2024 is going to be a seminal year. Apart from The Africa Centre celebrating its 60th anniversary this year (more information on this below), three African countries will also be celebrating their sixth decade of existence as independent nations – Tanzania, Malawi, and Zambia. This year marks the 30th anniversary of African Remembrance Day. It is the 140th anniversary of the Berlin Conference, the consequential event behind the creation of modern African nation-states. 

One of the most significant milestones we will be celebrating is the 30th anniversary of South African freedom. Yes, it is 30 years ago this March that South Africans went to the polls in its first universally enfranchised elections, which culminated in the election of Nelson Mandela as President. It is therefore poignant that we entered this New Year with the seismic news that South Africa has applied to the International Court of Justice for Israel to be charged with genocide for its ongoing prosecution of war against Palestinians in Gaza

If any country in the world has the credibility and indeed, the moral authority to institute such proceedings, then it is the country that has most vividly lived through and emerged from the horrors of what they describe in the application as the enabling “…background of apartheid, expulsion, ethnic cleansing, annexation, occupation, discrimination, and the ongoing denial of the right of the right…to self-determination…”. The application makes for sobering reading

This application is a powerful statement of active memory and ethical leadership in an environment where many politicians and states have cowered from assuming responsibility for even describing what they are seeing. South Africa is reminding the world of the lessons that history has taught us that we continuously refuse to heed – burying our heads in the sand in moments of injustice diminishes us all. In the words of Nelson Mandela, we are not free until we are all free. It will be interesting to see if other countries line up alongside South Africa in these proceedings. For now, we acknowledge their efforts in the eternal exhortation of their battle for freedom from oppression – AMANDLA!

Zambia celebrating its 60th anniversary this year is especially poignant for us at The Africa Centre, as their first democratically elected President, Kenneth Kaunda, officiated at the launch of our organisation in London, in November 1964. 

We have been putting together a programme of events for 2024 – there will be more information on this coming out in a special edition of the newsletter in a fortnight, so please look out for it. We are very excited about what the year will bring, we look forward to everyone joining us at the various events that we will be holding, hosting, and working in partnership to present and facilitate. 

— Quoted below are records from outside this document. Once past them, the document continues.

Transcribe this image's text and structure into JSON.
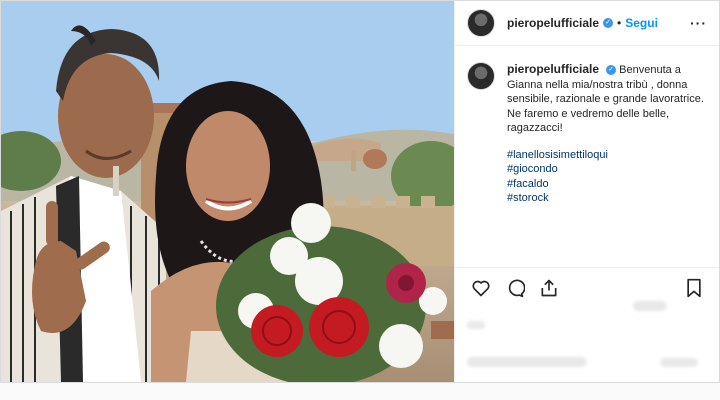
{
  "post": {
    "username": "pieropelufficiale",
    "separator": "•",
    "follow_label": "Segui",
    "more_label": "···",
    "caption": "Benvenuta a Gianna nella mia/nostra tribù , donna sensibile, razionale e grande lavoratrice. Ne faremo e vedremo delle belle, ragazzacci!",
    "hashtags": [
      "#lanellosisimettiloqui",
      "#giocondo",
      "#facaldo",
      "#storock"
    ]
  },
  "icons": {
    "verified": "verified-badge-icon",
    "like": "heart-icon",
    "comment": "comment-icon",
    "share": "share-icon",
    "save": "bookmark-icon"
  },
  "colors": {
    "link": "#0095f6",
    "hashtag": "#00376b",
    "verified": "#3897f0",
    "border": "#dbdbdb"
  }
}
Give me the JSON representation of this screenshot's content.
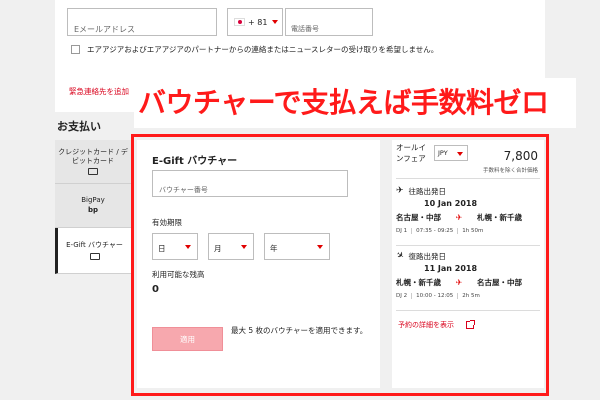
{
  "contact": {
    "email_label": "Eメールアドレス",
    "country_code": "+ 81",
    "phone_label": "電話番号",
    "newsletter_text": "エアアジアおよびエアアジアのパートナーからの連絡またはニュースレターの受け取りを希望しません。",
    "emergency_link": "緊急連絡先を追加"
  },
  "promo_banner": "バウチャーで支払えば手数料ゼロ",
  "payment": {
    "title": "お支払い",
    "methods": [
      {
        "label": "クレジットカード / デビットカード",
        "icon": "credit-card-icon"
      },
      {
        "label": "BigPay",
        "icon": "bigpay-icon"
      },
      {
        "label": "E-Gift バウチャー",
        "icon": "gift-icon",
        "active": true
      }
    ]
  },
  "voucher": {
    "title": "E-Gift バウチャー",
    "number_placeholder": "バウチャー番号",
    "expiry_label": "有効期限",
    "day_label": "日",
    "month_label": "月",
    "year_label": "年",
    "balance_label": "利用可能な残高",
    "balance_value": "0",
    "apply_button": "適用",
    "apply_note": "最大 5 枚のバウチャーを適用できます。"
  },
  "summary": {
    "fare_label": "オールインフェア",
    "currency": "JPY",
    "amount": "7,800",
    "fare_note": "手数料を除く合計価格",
    "flights": [
      {
        "direction": "往路出発日",
        "date": "10 Jan 2018",
        "from": "名古屋・中部",
        "to": "札幌・新千歳",
        "flight_no": "DJ 1",
        "time": "07:35 - 09:25",
        "duration": "1h 50m"
      },
      {
        "direction": "復路出発日",
        "date": "11 Jan 2018",
        "from": "札幌・新千歳",
        "to": "名古屋・中部",
        "flight_no": "DJ 2",
        "time": "10:00 - 12:05",
        "duration": "2h 5m"
      }
    ],
    "details_link": "予約の詳細を表示"
  },
  "colors": {
    "accent_red": "#ff1a1a",
    "link_red": "#d9001b",
    "apply_disabled": "#f7a8ae"
  }
}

Happy New Year to Everyone! May 2024 bring us all good fortune, love, light, laughter, and magical memories, Ase.

Olu Alake


My Cultural Moment of the Month: AFCON 2023 is here! Good luck to all competing nations and well done to the hosts, Ivory Coast for putting on what will be an awesome event. We are turning our building into a typical African football viewing centre for the duration of the tournament – do drop in for the closest experience to being in Lagos, Lusaka, Lilongwe, or Algiers that you will get without getting on a plane!

What I’m Reading: ‘Rumba on the River: A History of the Popular Music of the Two Congos’ by Gary Stewart – in preparation for the work that we will be doing in organising a Congolese Soukous Fest later in the year. In the meantime, you have a chance to watch them live at the Centre on 26th January.

‘It is the support of a collection of hands that makes one beat the chest confidently, a lone hand cannot lift a heavy load onto the head’ – Yoruba saying (roughly translated).